Data records for software interfaces:
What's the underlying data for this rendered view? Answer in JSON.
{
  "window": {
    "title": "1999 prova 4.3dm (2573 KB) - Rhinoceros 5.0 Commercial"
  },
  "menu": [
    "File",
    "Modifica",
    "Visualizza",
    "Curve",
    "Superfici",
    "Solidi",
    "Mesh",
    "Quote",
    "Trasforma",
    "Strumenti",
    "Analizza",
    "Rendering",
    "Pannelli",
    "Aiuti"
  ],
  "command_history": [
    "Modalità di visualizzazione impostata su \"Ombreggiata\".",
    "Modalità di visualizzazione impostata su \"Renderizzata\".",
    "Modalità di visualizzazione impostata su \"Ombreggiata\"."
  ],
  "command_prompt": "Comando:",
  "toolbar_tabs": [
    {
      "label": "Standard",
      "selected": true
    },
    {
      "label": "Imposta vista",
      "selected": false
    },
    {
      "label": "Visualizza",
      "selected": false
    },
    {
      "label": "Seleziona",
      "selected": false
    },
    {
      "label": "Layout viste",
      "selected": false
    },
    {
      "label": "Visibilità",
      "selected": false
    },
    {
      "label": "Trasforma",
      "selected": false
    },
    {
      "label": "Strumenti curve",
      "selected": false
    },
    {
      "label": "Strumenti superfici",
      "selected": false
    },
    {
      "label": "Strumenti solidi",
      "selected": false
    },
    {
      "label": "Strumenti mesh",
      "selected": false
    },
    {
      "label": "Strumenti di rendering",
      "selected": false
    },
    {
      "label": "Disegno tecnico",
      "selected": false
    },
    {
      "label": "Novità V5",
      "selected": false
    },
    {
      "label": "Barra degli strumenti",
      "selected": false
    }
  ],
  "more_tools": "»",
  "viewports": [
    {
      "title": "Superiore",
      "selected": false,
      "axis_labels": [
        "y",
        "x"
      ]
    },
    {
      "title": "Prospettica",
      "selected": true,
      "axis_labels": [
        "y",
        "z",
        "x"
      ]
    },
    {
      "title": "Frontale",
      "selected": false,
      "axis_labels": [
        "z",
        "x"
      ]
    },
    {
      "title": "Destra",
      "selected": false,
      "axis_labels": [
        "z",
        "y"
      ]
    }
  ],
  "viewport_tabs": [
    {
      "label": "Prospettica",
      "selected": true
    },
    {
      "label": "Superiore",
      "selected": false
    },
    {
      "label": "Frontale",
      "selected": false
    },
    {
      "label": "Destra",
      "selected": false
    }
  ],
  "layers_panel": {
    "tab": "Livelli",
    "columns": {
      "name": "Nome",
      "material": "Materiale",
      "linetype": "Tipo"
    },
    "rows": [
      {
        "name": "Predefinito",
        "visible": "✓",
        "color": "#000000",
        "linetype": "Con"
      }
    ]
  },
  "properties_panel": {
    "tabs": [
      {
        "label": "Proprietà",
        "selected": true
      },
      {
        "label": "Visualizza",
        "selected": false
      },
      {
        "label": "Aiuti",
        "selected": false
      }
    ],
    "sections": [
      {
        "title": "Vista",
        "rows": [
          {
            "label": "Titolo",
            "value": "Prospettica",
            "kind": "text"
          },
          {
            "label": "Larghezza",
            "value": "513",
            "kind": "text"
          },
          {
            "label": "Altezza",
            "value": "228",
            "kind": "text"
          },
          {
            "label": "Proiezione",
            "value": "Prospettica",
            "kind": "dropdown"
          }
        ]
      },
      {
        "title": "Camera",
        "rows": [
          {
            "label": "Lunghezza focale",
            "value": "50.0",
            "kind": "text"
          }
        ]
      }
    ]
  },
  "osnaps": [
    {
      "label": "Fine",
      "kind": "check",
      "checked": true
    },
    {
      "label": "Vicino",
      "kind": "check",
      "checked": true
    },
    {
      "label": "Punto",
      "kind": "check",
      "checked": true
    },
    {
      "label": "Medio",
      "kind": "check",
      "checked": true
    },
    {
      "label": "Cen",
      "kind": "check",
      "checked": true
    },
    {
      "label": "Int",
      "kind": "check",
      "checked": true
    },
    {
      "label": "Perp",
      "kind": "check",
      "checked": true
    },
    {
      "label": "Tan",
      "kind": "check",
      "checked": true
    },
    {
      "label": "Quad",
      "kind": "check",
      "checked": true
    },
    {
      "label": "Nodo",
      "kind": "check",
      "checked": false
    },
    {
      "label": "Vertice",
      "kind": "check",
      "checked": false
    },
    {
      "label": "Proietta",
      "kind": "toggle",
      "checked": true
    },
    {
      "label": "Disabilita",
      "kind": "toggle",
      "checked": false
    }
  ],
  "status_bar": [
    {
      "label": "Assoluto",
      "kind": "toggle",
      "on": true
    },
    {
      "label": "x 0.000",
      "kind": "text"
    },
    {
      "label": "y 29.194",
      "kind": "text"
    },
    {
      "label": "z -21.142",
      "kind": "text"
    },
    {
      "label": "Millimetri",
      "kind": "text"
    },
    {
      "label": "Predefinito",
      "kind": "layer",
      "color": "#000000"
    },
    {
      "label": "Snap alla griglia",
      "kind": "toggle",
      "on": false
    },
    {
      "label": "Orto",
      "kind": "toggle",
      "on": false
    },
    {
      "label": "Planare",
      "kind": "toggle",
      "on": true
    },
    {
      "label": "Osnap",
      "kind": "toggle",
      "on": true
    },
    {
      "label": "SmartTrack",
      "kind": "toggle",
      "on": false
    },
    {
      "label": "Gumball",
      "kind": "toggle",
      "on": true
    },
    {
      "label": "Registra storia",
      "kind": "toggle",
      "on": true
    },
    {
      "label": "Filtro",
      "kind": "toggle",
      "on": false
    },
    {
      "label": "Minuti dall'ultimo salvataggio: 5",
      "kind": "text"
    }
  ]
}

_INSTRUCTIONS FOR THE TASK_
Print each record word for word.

_REPLY_
What's the underlying data for this rendered view? Answer in JSON.
{
  "window": {
    "title": "1999 prova 4.3dm (2573 KB) - Rhinoceros 5.0 Commercial"
  },
  "menu": [
    "File",
    "Modifica",
    "Visualizza",
    "Curve",
    "Superfici",
    "Solidi",
    "Mesh",
    "Quote",
    "Trasforma",
    "Strumenti",
    "Analizza",
    "Rendering",
    "Pannelli",
    "Aiuti"
  ],
  "command_history": [
    "Modalità di visualizzazione impostata su \"Ombreggiata\".",
    "Modalità di visualizzazione impostata su \"Renderizzata\".",
    "Modalità di visualizzazione impostata su \"Ombreggiata\"."
  ],
  "command_prompt": "Comando:",
  "toolbar_tabs": [
    {
      "label": "Standard",
      "selected": true
    },
    {
      "label": "Imposta vista",
      "selected": false
    },
    {
      "label": "Visualizza",
      "selected": false
    },
    {
      "label": "Seleziona",
      "selected": false
    },
    {
      "label": "Layout viste",
      "selected": false
    },
    {
      "label": "Visibilità",
      "selected": false
    },
    {
      "label": "Trasforma",
      "selected": false
    },
    {
      "label": "Strumenti curve",
      "selected": false
    },
    {
      "label": "Strumenti superfici",
      "selected": false
    },
    {
      "label": "Strumenti solidi",
      "selected": false
    },
    {
      "label": "Strumenti mesh",
      "selected": false
    },
    {
      "label": "Strumenti di rendering",
      "selected": false
    },
    {
      "label": "Disegno tecnico",
      "selected": false
    },
    {
      "label": "Novità V5",
      "selected": false
    },
    {
      "label": "Barra degli strumenti",
      "selected": false
    }
  ],
  "more_tools": "»",
  "viewports": [
    {
      "title": "Superiore",
      "selected": false,
      "axis_labels": [
        "y",
        "x"
      ]
    },
    {
      "title": "Prospettica",
      "selected": true,
      "axis_labels": [
        "y",
        "z",
        "x"
      ]
    },
    {
      "title": "Frontale",
      "selected": false,
      "axis_labels": [
        "z",
        "x"
      ]
    },
    {
      "title": "Destra",
      "selected": false,
      "axis_labels": [
        "z",
        "y"
      ]
    }
  ],
  "viewport_tabs": [
    {
      "label": "Prospettica",
      "selected": true
    },
    {
      "label": "Superiore",
      "selected": false
    },
    {
      "label": "Frontale",
      "selected": false
    },
    {
      "label": "Destra",
      "selected": false
    }
  ],
  "layers_panel": {
    "tab": "Livelli",
    "columns": {
      "name": "Nome",
      "material": "Materiale",
      "linetype": "Tipo"
    },
    "rows": [
      {
        "name": "Predefinito",
        "visible": "✓",
        "color": "#000000",
        "linetype": "Con"
      }
    ]
  },
  "properties_panel": {
    "tabs": [
      {
        "label": "Proprietà",
        "selected": true
      },
      {
        "label": "Visualizza",
        "selected": false
      },
      {
        "label": "Aiuti",
        "selected": false
      }
    ],
    "sections": [
      {
        "title": "Vista",
        "rows": [
          {
            "label": "Titolo",
            "value": "Prospettica",
            "kind": "text"
          },
          {
            "label": "Larghezza",
            "value": "513",
            "kind": "text"
          },
          {
            "label": "Altezza",
            "value": "228",
            "kind": "text"
          },
          {
            "label": "Proiezione",
            "value": "Prospettica",
            "kind": "dropdown"
          }
        ]
      },
      {
        "title": "Camera",
        "rows": [
          {
            "label": "Lunghezza focale",
            "value": "50.0",
            "kind": "text"
          }
        ]
      }
    ]
  },
  "osnaps": [
    {
      "label": "Fine",
      "kind": "check",
      "checked": true
    },
    {
      "label": "Vicino",
      "kind": "check",
      "checked": true
    },
    {
      "label": "Punto",
      "kind": "check",
      "checked": true
    },
    {
      "label": "Medio",
      "kind": "check",
      "checked": true
    },
    {
      "label": "Cen",
      "kind": "check",
      "checked": true
    },
    {
      "label": "Int",
      "kind": "check",
      "checked": true
    },
    {
      "label": "Perp",
      "kind": "check",
      "checked": true
    },
    {
      "label": "Tan",
      "kind": "check",
      "checked": true
    },
    {
      "label": "Quad",
      "kind": "check",
      "checked": true
    },
    {
      "label": "Nodo",
      "kind": "check",
      "checked": false
    },
    {
      "label": "Vertice",
      "kind": "check",
      "checked": false
    },
    {
      "label": "Proietta",
      "kind": "toggle",
      "checked": true
    },
    {
      "label": "Disabilita",
      "kind": "toggle",
      "checked": false
    }
  ],
  "status_bar": [
    {
      "label": "Assoluto",
      "kind": "toggle",
      "on": true
    },
    {
      "label": "x 0.000",
      "kind": "text"
    },
    {
      "label": "y 29.194",
      "kind": "text"
    },
    {
      "label": "z -21.142",
      "kind": "text"
    },
    {
      "label": "Millimetri",
      "kind": "text"
    },
    {
      "label": "Predefinito",
      "kind": "layer",
      "color": "#000000"
    },
    {
      "label": "Snap alla griglia",
      "kind": "toggle",
      "on": false
    },
    {
      "label": "Orto",
      "kind": "toggle",
      "on": false
    },
    {
      "label": "Planare",
      "kind": "toggle",
      "on": true
    },
    {
      "label": "Osnap",
      "kind": "toggle",
      "on": true
    },
    {
      "label": "SmartTrack",
      "kind": "toggle",
      "on": false
    },
    {
      "label": "Gumball",
      "kind": "toggle",
      "on": true
    },
    {
      "label": "Registra storia",
      "kind": "toggle",
      "on": true
    },
    {
      "label": "Filtro",
      "kind": "toggle",
      "on": false
    },
    {
      "label": "Minuti dall'ultimo salvataggio: 5",
      "kind": "text"
    }
  ]
}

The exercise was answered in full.